Worldwide tablet sales were at their peak between 2010 and 2013, increasing from around 15 million units to 327 million. However, the report highlights the fact that the replacement rate of tablets isn't as high as smartphones, as people tend to use the same device for a long period of time. As a result, tablet sales are expected to decline to less than 50 million units over the next four years.

The popularity of phablets is also attributed to the drop in tablet sales, as an increasing number of consumers use these devices as a substitute for the bulkier tablets. The report states that around 41 percent of global information workers said their primary smartphone is 5 inches or larger, and 11 percent indicated that their primary tablet is actually a phablet.

Moreover, Forrester notes that 4.5 million Galaxy Note 4 units were shifted in its first month, while Samsung's tablet sales fell by 5 percent in the second quarter. The popularity of other phablets such as the iPhone 6 Plus and Microsoft's Lumia 1520 also played a part in declining consumer tablet sales last year.

The report points out that tablets are becoming increasingly critical for business use. Forrester's data indicates that around 29 percent of businesses provide tablets for use at work, and more than half of employees use a tablet for work purposes at least once a week.

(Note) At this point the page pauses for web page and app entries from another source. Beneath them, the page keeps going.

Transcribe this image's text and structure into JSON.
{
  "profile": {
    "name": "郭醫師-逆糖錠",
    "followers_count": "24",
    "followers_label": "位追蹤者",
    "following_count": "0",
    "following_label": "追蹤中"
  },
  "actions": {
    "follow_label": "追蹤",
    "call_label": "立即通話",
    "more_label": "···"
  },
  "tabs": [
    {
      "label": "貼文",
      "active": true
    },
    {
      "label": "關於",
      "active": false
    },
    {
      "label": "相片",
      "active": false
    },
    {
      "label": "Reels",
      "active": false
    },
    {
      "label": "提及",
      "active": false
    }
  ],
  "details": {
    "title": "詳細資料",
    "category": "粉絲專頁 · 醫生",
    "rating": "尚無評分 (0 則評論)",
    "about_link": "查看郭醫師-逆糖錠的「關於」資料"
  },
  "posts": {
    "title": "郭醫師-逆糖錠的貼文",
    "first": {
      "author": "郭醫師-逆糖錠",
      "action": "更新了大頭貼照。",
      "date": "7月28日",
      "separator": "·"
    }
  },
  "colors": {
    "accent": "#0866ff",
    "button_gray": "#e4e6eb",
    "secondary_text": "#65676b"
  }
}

Despite the slowdown in sales, the global tablet install base is still expected to rise to a substantial 800 million consumers by 2018 and should reach 1 billion sometime after 2020.